Labor MPs side with Coalition to defeat marriage bill
A marriage equality bill introduced into Federal Parliament has been overwhelmingly defeated in the lower house today after almost half of all Labor MPs sided with leader Julia Gillard and the Coalition to oppose the reform.
The bill introduced by Labor MP Stephen Jones saw just 42 MPs vote in support with 98 MPs opposing.
Despite marriage equality being a part of the Labor Party’s official party platform, only 38 out of a total 71 Labor MPs were prepared to vote in favour of the party’s policy.
Of those to side with Gillard’s opposition to the bill were the likes of Deputy Prime Minister Wayne Swan, former PM Kevin Rudd, Immigration Minister Chris Bowen, Trade Minister Craig Emerson, Chief Whip Joel Fitzgibbon and Defence Minister Robert McClelland.
All Coalition MPs voted against the bill after Opposition Leader Tony Abbott refused a conscience vote but high-profile Liberal MP Malcolm Turnbull admitted he would have voted in favour if he was allowed to.
Greens MP Adam Bandt as well as Independents Rob Oakeshott and Andrew Wilkie voted for the bill while fellow Independent Tony Windsor voted against. The exiled Labor MP Craig Thomson also voted in favour of the bill.
Jones said though the vote had been lost in Parliament the support in the community showed that the debate would be won.
“Clearly we’ve won the debate in the Australian community – over 62 per cent of Australians believe that we should make laws to allow for marriage equality,” he said.
“In the words of another great Australian, ‘maintain your rage’, because I’m quite confident that in about 10 years’ time, some or all of us are going to be attending a same-sex marriage that will be both conducted and recognised here in Australia.”
Speaking outside Parliament, Labor MP Anthony Albanese, who voted in support of the reform, said it was only a matter of time before equal marriage laws were introduced.
“All the figures show that there is majority community support on this issue ... and I think at some future time, Parliament will catch up with the community opinion,” he told reporters.
Bandt said Gillard and those within the Labor Party who supported her opposition to the reform had shown breathtaking cynicism.
“By forcing a vote early knowing it would be lost, Labor’s factions have cynically attempted to push the issue off the political agenda.
“But the campaign for equality will continue,” he said.
“My bill for marriage equality remains before the Parliament and the Greens will continue to work with the community to achieve full equality.”
Labor Senator Louise Pratt who has a marriage equality bill currently before the upper house claimed the failure of the vote fell back to Abbott’s refusal of a conscience vote and not the reticence of ALP members to believe in their own party’s policy.
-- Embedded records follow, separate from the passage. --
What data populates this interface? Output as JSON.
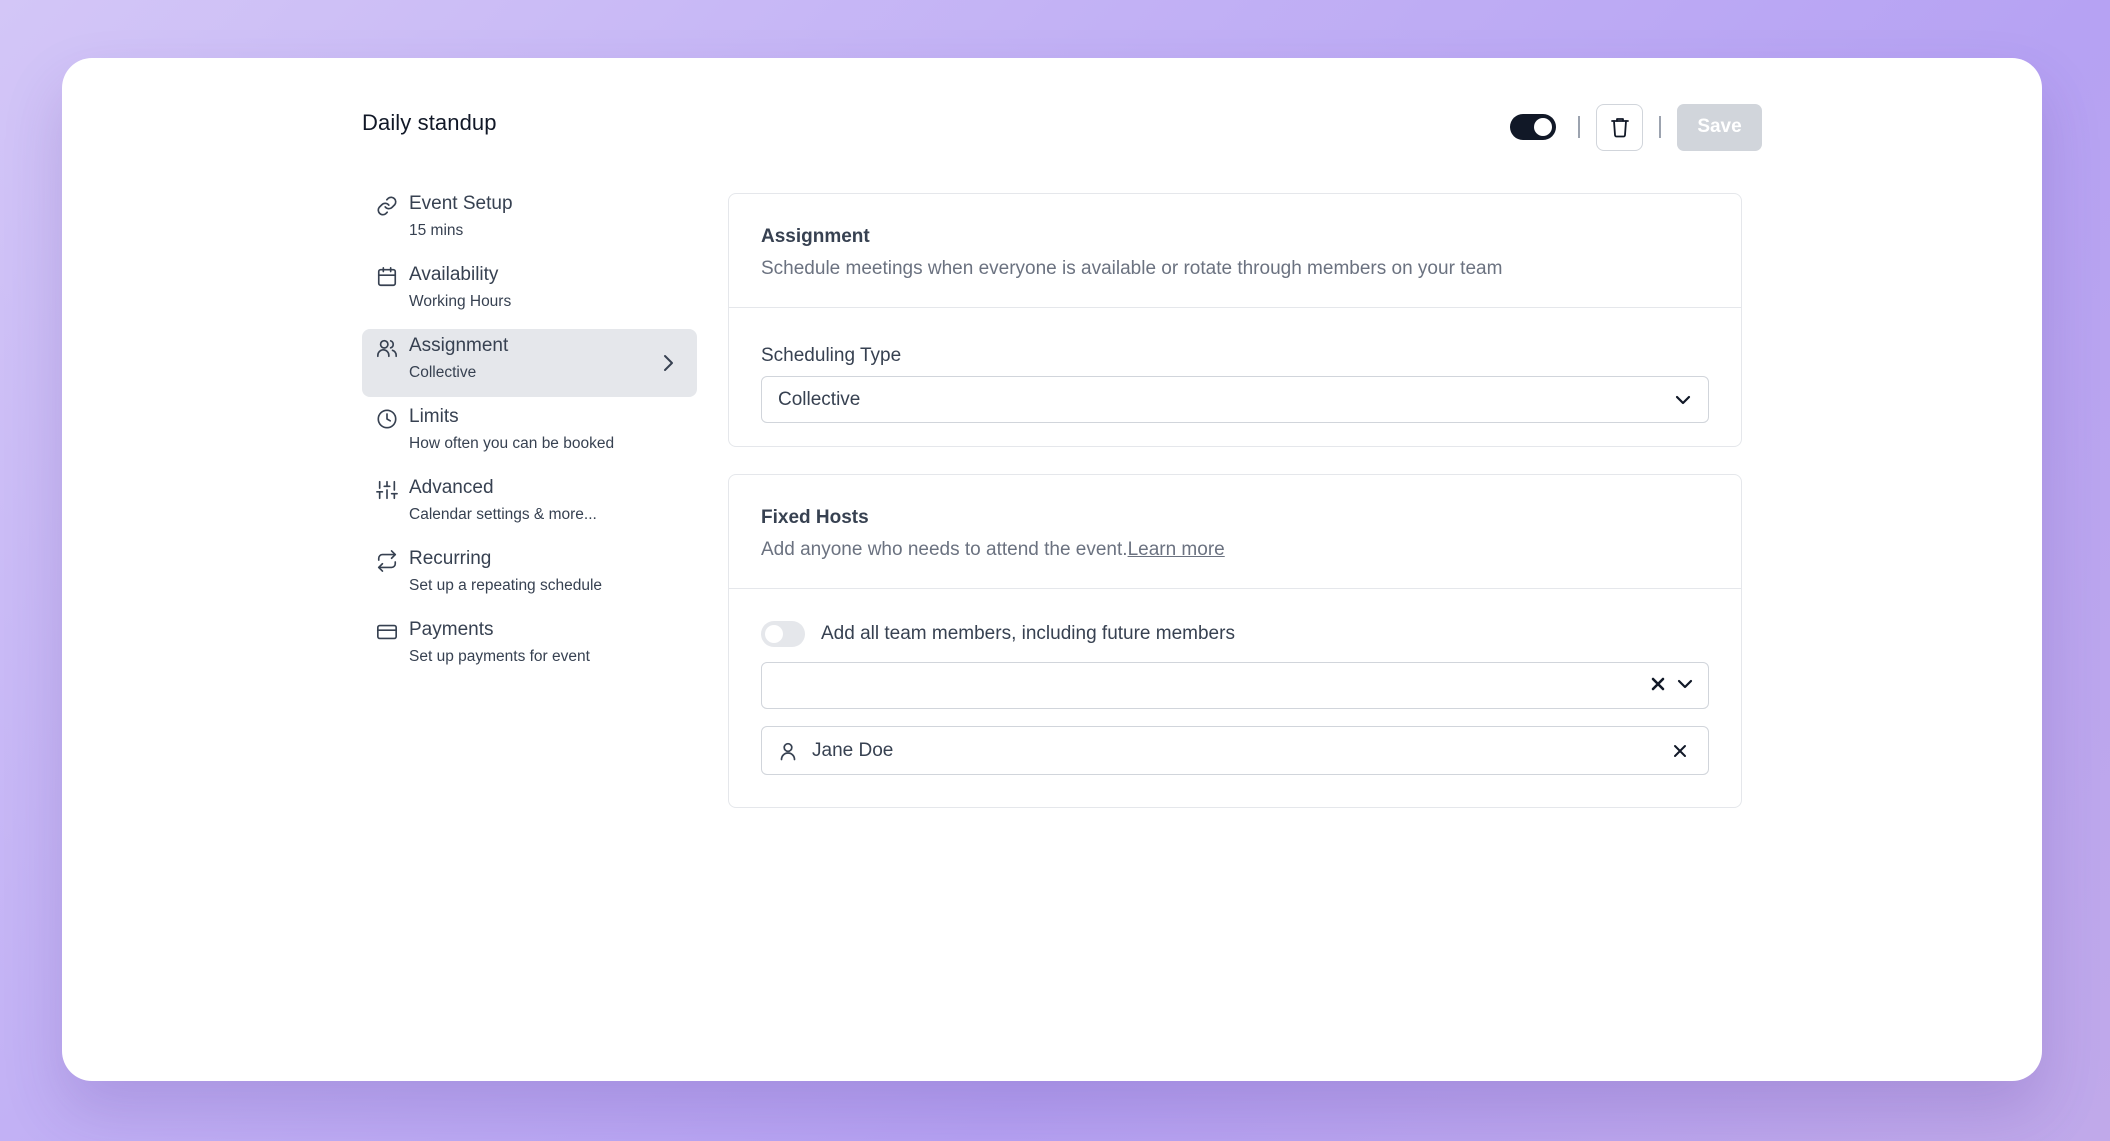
{
  "page": {
    "title": "Daily standup"
  },
  "toolbar": {
    "enabled": true,
    "save_label": "Save"
  },
  "sidebar": {
    "items": [
      {
        "label": "Event Setup",
        "sub": "15 mins",
        "icon": "link-icon"
      },
      {
        "label": "Availability",
        "sub": "Working Hours",
        "icon": "calendar-icon"
      },
      {
        "label": "Assignment",
        "sub": "Collective",
        "icon": "users-icon",
        "active": true
      },
      {
        "label": "Limits",
        "sub": "How often you can be booked",
        "icon": "clock-icon"
      },
      {
        "label": "Advanced",
        "sub": "Calendar settings & more...",
        "icon": "sliders-icon"
      },
      {
        "label": "Recurring",
        "sub": "Set up a repeating schedule",
        "icon": "repeat-icon"
      },
      {
        "label": "Payments",
        "sub": "Set up payments for event",
        "icon": "credit-card-icon"
      }
    ]
  },
  "assignment": {
    "title": "Assignment",
    "description": "Schedule meetings when everyone is available or rotate through members on your team",
    "scheduling_label": "Scheduling Type",
    "scheduling_value": "Collective"
  },
  "fixed_hosts": {
    "title": "Fixed Hosts",
    "description": "Add anyone who needs to attend the event.",
    "learn_more": "Learn more",
    "toggle_label": "Add all team members, including future members",
    "toggle_on": false,
    "hosts": [
      {
        "name": "Jane Doe"
      }
    ]
  },
  "colors": {
    "primary": "#111827",
    "muted_text": "#6b7280",
    "border": "#e5e7eb",
    "active_bg": "#e5e7eb",
    "disabled_button": "#d1d5db"
  }
}
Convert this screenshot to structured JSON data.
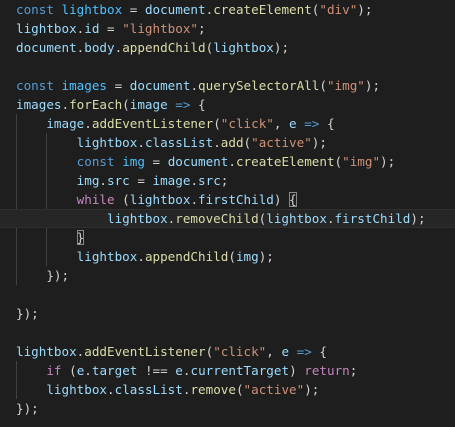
{
  "editor": {
    "language": "javascript",
    "theme": "dark",
    "colors": {
      "background": "#1e1e1e",
      "keyword": "#569cd6",
      "control": "#c586c0",
      "variable": "#9cdcfe",
      "constant": "#4fc1ff",
      "function": "#dcdcaa",
      "string": "#ce9178",
      "plain": "#d4d4d4"
    },
    "lines": [
      [
        [
          "kw",
          "const"
        ],
        [
          "p",
          " "
        ],
        [
          "const",
          "lightbox"
        ],
        [
          "p",
          " = "
        ],
        [
          "var",
          "document"
        ],
        [
          "p",
          "."
        ],
        [
          "fn",
          "createElement"
        ],
        [
          "p",
          "("
        ],
        [
          "str",
          "\"div\""
        ],
        [
          "p",
          ");"
        ]
      ],
      [
        [
          "var",
          "lightbox"
        ],
        [
          "p",
          "."
        ],
        [
          "var",
          "id"
        ],
        [
          "p",
          " = "
        ],
        [
          "str",
          "\"lightbox\""
        ],
        [
          "p",
          ";"
        ]
      ],
      [
        [
          "var",
          "document"
        ],
        [
          "p",
          "."
        ],
        [
          "var",
          "body"
        ],
        [
          "p",
          "."
        ],
        [
          "fn",
          "appendChild"
        ],
        [
          "p",
          "("
        ],
        [
          "var",
          "lightbox"
        ],
        [
          "p",
          ");"
        ]
      ],
      [],
      [
        [
          "kw",
          "const"
        ],
        [
          "p",
          " "
        ],
        [
          "const",
          "images"
        ],
        [
          "p",
          " = "
        ],
        [
          "var",
          "document"
        ],
        [
          "p",
          "."
        ],
        [
          "fn",
          "querySelectorAll"
        ],
        [
          "p",
          "("
        ],
        [
          "str",
          "\"img\""
        ],
        [
          "p",
          ");"
        ]
      ],
      [
        [
          "var",
          "images"
        ],
        [
          "p",
          "."
        ],
        [
          "fn",
          "forEach"
        ],
        [
          "p",
          "("
        ],
        [
          "var",
          "image"
        ],
        [
          "p",
          " "
        ],
        [
          "kw",
          "=>"
        ],
        [
          "p",
          " {"
        ]
      ],
      [
        [
          "p",
          "    "
        ],
        [
          "var",
          "image"
        ],
        [
          "p",
          "."
        ],
        [
          "fn",
          "addEventListener"
        ],
        [
          "p",
          "("
        ],
        [
          "str",
          "\"click\""
        ],
        [
          "p",
          ", "
        ],
        [
          "var",
          "e"
        ],
        [
          "p",
          " "
        ],
        [
          "kw",
          "=>"
        ],
        [
          "p",
          " {"
        ]
      ],
      [
        [
          "p",
          "        "
        ],
        [
          "var",
          "lightbox"
        ],
        [
          "p",
          "."
        ],
        [
          "var",
          "classList"
        ],
        [
          "p",
          "."
        ],
        [
          "fn",
          "add"
        ],
        [
          "p",
          "("
        ],
        [
          "str",
          "\"active\""
        ],
        [
          "p",
          ");"
        ]
      ],
      [
        [
          "p",
          "        "
        ],
        [
          "kw",
          "const"
        ],
        [
          "p",
          " "
        ],
        [
          "const",
          "img"
        ],
        [
          "p",
          " = "
        ],
        [
          "var",
          "document"
        ],
        [
          "p",
          "."
        ],
        [
          "fn",
          "createElement"
        ],
        [
          "p",
          "("
        ],
        [
          "str",
          "\"img\""
        ],
        [
          "p",
          ");"
        ]
      ],
      [
        [
          "p",
          "        "
        ],
        [
          "var",
          "img"
        ],
        [
          "p",
          "."
        ],
        [
          "var",
          "src"
        ],
        [
          "p",
          " = "
        ],
        [
          "var",
          "image"
        ],
        [
          "p",
          "."
        ],
        [
          "var",
          "src"
        ],
        [
          "p",
          ";"
        ]
      ],
      [
        [
          "p",
          "        "
        ],
        [
          "ctl",
          "while"
        ],
        [
          "p",
          " ("
        ],
        [
          "var",
          "lightbox"
        ],
        [
          "p",
          "."
        ],
        [
          "var",
          "firstChild"
        ],
        [
          "p",
          ") "
        ],
        [
          "pm",
          "{"
        ]
      ],
      [
        [
          "p",
          "            "
        ],
        [
          "var",
          "lightbox"
        ],
        [
          "p",
          "."
        ],
        [
          "fn",
          "removeChild"
        ],
        [
          "p",
          "("
        ],
        [
          "var",
          "lightbox"
        ],
        [
          "p",
          "."
        ],
        [
          "var",
          "firstChild"
        ],
        [
          "p",
          ");"
        ]
      ],
      [
        [
          "p",
          "        "
        ],
        [
          "pm",
          "}"
        ]
      ],
      [
        [
          "p",
          "        "
        ],
        [
          "var",
          "lightbox"
        ],
        [
          "p",
          "."
        ],
        [
          "fn",
          "appendChild"
        ],
        [
          "p",
          "("
        ],
        [
          "var",
          "img"
        ],
        [
          "p",
          ");"
        ]
      ],
      [
        [
          "p",
          "    });"
        ]
      ],
      [],
      [
        [
          "p",
          "});"
        ]
      ],
      [],
      [
        [
          "var",
          "lightbox"
        ],
        [
          "p",
          "."
        ],
        [
          "fn",
          "addEventListener"
        ],
        [
          "p",
          "("
        ],
        [
          "str",
          "\"click\""
        ],
        [
          "p",
          ", "
        ],
        [
          "var",
          "e"
        ],
        [
          "p",
          " "
        ],
        [
          "kw",
          "=>"
        ],
        [
          "p",
          " {"
        ]
      ],
      [
        [
          "p",
          "    "
        ],
        [
          "ctl",
          "if"
        ],
        [
          "p",
          " ("
        ],
        [
          "var",
          "e"
        ],
        [
          "p",
          "."
        ],
        [
          "var",
          "target"
        ],
        [
          "p",
          " !== "
        ],
        [
          "var",
          "e"
        ],
        [
          "p",
          "."
        ],
        [
          "var",
          "currentTarget"
        ],
        [
          "p",
          ") "
        ],
        [
          "ctl",
          "return"
        ],
        [
          "p",
          ";"
        ]
      ],
      [
        [
          "p",
          "    "
        ],
        [
          "var",
          "lightbox"
        ],
        [
          "p",
          "."
        ],
        [
          "var",
          "classList"
        ],
        [
          "p",
          "."
        ],
        [
          "fn",
          "remove"
        ],
        [
          "p",
          "("
        ],
        [
          "str",
          "\"active\""
        ],
        [
          "p",
          ");"
        ]
      ],
      [
        [
          "p",
          "});"
        ]
      ]
    ],
    "current_line": 11
  }
}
“The reason that we lost today is because Tony Abbott refused to allow his members a conscience vote,” she said.
“Tony Abbott says ‘no’ to everything. He says ‘no’ to equality for same-sex attracted couples. He says ‘no’ to their family and friends. He even says ‘no’ to his own party members.”
Marriage equality advocates, who were expecting the defeat of today’s vote, said they were nevertheless extremely disappointed.
Parents and Friends of Lesbians and Gays national spokesperson, Shelley Argent, said politicians would soon need to listen to the will of the public.
“Parents with gay and lesbian children know a majority of Australians support our kids being treated equally, and believe it is inevitable our politicians will too,” she said.
Australian Marriage Equality national convener, Alex Greenwich, meanwhile said advocates would continue to lobby for the reform as events overseas showed marriage equality laws could be successfully legislated for even after being initially defeated.
“It is heartbreaking that the cards have been stacked against us because of Labor’s refusal to vote as a party and the Coalition's refusal to allow a conscience vote, but the desire of the majority of Australians to see their gay friends and family members treated with respect and dignity will win out,” Greenwich said.
“What we can be sure of is that future generations will judge very harshly those politicians who have been speed bumps on the road to equality.”
- Tags: Adam Bandt, Alex Greenwich, Anthony Albanese, Australian Marriage Equality, Blaze, Chris Bowen, Coalition, Federal Parliament, House of Representatives, Julia Gillard, Kevin Rudd, Labor Party, Law, Louise Pratt, Malcolm Turnbull, Marriage Equality, MCV, PFLAG, Politics, Queensland Pride, Rob Oakeshott, Same-Sex Marriage, Shelley Argent, Stephen Jones, SX, Tony Abbott, Wayne Swan